As India geared up for the vaccination drive, read how the rural India has been reacting and coping up with it.
By Digital Empowerment Foundation
In June 2021, Research and Advocacy division of DEF along with Osama Manzar (Founder-Director of DEF) the Projects division organized a webinar to interact with the DEF’s Soochnapreneurs and Smartpur Coordinators working in remote parts of the country. The aim of the webinar was to gain perspectives on COVID-19 vaccination drive and how it is unfolding on ground. There were a total of 25 Soochnapreneurs and Smartpur Coordinators from 13 states: Rajasthan, Madhya Pradesh, Telangana, West Bengal, Tamil Nadu, Assam, Uttar Pradesh, Haryana, Maharashtra, Bihar, Jharkhand, Andhra Pradesh and Karnataka.
Till the very last year DEF’s Soochnapreneurs and Smartpur Coordinators were involved in disseminating digital literacy and governmental welfare schemes to the remote areas across India. COVID-19 pandemic turned them into last mile health delivery workers, proving useful in registering village dwellers for vaccines as well as spreading awareness around the same.
The insights shared by them were interesting and despite being from various corners of India, there were quite many parallels and themes that emerged from the discussion.

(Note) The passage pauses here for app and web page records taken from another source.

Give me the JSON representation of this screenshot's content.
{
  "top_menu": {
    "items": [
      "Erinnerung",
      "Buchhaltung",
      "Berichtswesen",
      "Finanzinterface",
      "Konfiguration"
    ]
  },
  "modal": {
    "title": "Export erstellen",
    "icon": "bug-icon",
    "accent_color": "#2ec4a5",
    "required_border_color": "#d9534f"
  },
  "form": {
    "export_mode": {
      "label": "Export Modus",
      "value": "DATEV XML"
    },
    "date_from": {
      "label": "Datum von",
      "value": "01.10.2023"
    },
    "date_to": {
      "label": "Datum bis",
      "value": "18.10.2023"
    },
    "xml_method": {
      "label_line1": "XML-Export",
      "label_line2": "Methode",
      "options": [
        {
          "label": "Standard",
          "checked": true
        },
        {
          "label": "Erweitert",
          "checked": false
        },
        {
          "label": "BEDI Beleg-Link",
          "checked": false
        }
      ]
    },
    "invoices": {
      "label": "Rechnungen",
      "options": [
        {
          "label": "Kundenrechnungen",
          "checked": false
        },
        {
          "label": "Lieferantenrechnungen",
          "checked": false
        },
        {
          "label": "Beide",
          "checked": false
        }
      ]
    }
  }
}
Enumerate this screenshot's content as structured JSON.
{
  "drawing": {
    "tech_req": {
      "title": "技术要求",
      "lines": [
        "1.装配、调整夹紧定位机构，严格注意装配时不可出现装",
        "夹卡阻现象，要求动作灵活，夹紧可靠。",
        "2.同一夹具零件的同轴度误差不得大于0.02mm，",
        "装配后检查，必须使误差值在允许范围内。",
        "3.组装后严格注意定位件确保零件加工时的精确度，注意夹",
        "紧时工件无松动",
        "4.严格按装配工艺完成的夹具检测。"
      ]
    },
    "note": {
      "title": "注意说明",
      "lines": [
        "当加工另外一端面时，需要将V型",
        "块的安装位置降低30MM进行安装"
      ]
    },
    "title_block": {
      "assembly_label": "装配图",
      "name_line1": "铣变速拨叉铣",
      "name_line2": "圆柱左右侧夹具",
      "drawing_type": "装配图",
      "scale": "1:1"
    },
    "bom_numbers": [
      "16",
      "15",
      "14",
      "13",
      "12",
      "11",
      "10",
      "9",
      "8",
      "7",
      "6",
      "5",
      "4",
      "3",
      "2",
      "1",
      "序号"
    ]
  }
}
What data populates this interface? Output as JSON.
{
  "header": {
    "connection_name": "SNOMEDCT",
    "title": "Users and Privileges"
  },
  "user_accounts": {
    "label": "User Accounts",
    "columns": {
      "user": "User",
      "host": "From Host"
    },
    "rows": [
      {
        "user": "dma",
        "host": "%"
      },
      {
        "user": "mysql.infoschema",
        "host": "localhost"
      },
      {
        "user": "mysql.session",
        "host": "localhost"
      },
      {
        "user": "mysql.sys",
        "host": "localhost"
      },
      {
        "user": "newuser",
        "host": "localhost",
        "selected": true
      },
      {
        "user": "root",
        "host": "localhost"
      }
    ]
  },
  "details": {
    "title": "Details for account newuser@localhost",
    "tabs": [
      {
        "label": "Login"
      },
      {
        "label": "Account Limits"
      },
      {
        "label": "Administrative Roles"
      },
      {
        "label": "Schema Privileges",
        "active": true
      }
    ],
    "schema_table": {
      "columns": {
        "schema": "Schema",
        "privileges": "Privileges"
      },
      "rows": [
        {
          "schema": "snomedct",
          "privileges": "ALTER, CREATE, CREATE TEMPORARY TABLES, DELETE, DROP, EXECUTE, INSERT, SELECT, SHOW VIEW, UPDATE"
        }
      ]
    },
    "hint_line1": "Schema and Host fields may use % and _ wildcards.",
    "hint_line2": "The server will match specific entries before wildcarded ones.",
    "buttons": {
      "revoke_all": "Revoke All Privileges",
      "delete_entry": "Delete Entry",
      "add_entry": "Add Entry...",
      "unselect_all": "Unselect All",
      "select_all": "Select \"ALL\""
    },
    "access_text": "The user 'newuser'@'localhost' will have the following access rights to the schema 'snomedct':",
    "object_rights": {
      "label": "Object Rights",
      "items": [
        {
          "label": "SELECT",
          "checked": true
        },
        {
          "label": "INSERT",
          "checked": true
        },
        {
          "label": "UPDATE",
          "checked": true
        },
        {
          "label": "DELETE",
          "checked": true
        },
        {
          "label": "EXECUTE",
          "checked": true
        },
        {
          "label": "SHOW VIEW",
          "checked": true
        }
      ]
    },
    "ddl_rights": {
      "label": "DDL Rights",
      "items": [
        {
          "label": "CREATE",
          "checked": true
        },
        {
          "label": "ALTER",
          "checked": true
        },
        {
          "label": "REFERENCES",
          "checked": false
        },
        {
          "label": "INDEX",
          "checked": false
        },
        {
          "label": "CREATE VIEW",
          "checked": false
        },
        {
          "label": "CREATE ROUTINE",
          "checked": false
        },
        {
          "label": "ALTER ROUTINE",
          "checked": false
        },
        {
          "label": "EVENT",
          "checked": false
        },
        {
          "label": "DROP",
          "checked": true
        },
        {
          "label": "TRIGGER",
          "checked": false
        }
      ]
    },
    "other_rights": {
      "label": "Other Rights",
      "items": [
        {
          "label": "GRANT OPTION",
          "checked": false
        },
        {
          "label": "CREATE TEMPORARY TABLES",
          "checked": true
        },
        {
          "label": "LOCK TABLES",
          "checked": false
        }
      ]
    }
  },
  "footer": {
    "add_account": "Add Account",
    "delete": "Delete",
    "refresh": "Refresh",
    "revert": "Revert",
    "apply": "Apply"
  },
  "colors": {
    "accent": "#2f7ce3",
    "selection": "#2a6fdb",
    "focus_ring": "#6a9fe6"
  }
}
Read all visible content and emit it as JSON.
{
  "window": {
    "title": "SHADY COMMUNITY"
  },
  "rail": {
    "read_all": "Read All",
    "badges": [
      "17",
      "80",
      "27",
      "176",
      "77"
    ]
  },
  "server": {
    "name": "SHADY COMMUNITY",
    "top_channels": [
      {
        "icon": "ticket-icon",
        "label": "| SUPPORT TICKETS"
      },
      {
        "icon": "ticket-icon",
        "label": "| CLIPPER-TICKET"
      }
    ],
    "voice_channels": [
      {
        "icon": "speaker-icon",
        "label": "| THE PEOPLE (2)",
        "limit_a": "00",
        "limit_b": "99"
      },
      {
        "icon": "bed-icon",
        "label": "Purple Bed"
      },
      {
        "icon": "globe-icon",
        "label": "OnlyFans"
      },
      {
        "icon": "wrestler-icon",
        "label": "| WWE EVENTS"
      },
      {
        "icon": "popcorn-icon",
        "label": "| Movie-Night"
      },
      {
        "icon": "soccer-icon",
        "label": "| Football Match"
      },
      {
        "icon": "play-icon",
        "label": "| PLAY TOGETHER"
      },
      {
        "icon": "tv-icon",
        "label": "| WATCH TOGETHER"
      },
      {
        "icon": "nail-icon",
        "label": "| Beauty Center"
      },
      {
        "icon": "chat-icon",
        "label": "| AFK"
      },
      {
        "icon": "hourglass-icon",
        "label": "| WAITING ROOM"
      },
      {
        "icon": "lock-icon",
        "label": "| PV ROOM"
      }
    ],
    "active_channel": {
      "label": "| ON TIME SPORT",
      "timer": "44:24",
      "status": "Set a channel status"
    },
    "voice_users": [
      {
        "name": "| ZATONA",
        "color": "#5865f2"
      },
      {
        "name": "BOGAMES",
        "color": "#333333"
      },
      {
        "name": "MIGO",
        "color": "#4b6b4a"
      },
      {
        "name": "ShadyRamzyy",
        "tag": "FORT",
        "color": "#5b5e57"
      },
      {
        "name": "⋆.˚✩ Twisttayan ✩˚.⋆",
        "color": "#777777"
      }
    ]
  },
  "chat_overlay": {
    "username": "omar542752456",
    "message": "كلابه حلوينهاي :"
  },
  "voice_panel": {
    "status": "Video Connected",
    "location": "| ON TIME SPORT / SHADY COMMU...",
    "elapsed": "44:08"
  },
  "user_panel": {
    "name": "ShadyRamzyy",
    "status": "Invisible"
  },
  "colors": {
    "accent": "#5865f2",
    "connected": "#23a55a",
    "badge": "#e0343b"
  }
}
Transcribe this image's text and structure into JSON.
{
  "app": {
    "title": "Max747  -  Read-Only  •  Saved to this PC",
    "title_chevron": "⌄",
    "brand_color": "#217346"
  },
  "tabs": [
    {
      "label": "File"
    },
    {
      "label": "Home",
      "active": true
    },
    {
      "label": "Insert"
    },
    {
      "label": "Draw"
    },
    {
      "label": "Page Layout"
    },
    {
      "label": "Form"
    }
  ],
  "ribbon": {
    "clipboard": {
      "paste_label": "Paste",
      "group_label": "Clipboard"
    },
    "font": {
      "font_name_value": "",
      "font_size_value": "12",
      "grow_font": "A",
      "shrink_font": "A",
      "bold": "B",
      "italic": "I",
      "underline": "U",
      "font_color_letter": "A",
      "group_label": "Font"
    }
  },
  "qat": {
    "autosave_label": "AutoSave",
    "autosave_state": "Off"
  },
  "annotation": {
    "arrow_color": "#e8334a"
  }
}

- Role of DEF’s Soochnapreneurs and Smartpur Coordinators
Soochnapreneurs and the Smartpur Coordinators have been relentlessly working on ground in accelerating the vaccination drive in different capacities. They have been disseminating information about the status of the vaccination drive; spreading awareness around vaccines and its importance; tackling various levels of vaccine hesitancy or misinformation around the same; registering people on the COWIN portal; assisting the ASHA-ANM workers in vaccinating people.
- Reluctance on the part of people and misinformation
One of the major themes that emerged from the discussion was the barrage misinformation, rumours surrounding vaccine leading to hesitancy and reluctance among large section of people. People have been refusing to get vaccines citing reasons like vaccines would lead to death, impotence/infertility, COVID, amputation in arms/legs, complications amongst diabetic and pregnant people, among others.
However, apart from efforts to tackle these rumours or misinformation, there have been coercive methods like ‘no vaccine, no ration’ at the community levels to push the vaccination drive.
- Digital portal versus Walk-in vaccinations and role of Panchayats, PHCs and CHCs
Initially when the vaccine registration was rolled out and the decentralised way did not come into force, people found it really difficult to get through the COWIN portal to register and book slots. And, at this point DEF’s Soochnapreneurs and Smartpur Coordinators came into force, delivering the imperatives – registering people on COWIN platform using their Aadhaar card; check for open slots in nearest Public Health Centres/Community Health Centres (PHCs/CHCs).
However, when the vaccination drive was decentralised, health camps, PHCs and CHCs gained more importance as compared to other days as interested people flocked to their nearest centres to get vaccines, which implies that people found walk-in registration and vaccination much convenient over online portal way.
- Vaccine shortage
Another major theme that emerged from the discussion was that there is an acute shortage of vaccines at the rural levels. Even when people are willing to get vaccinated, it turns out that the vaccines are unavailable at their nearest PHCs/CHCs, for which they have travelled multiple kilometres inconveniently during the COVID-19 imposed lockdown. And, therefore, people are getting even more reluctant as to why they must get themselves registered, travelled far off centres, just to return back homes empty handed and start drill all over again the next day.
In an official statement, the Union Health Minister of India, Dr. Harsh Vardhan said that India will have procured 267 crores COVID vaccines by the end of 2021, out of which 51 crore COVID–19 vaccine doses will be made available by July and a further 216 crore more doses being made available between August and December. On one hand, Dr. Harsh Vardhan said that India will be in a position to inoculate all of its adult population by the end of 2021; on another hand, as less as 3.6% population of India have been able to get themselves vaccinated till June 19 2021.
In a nutshell, all these highlighted issues combined reveal a highly complex picture of the rural realities of the vaccination drive and present a challenge to achieve the target of a fully vaccinated nation much difficult.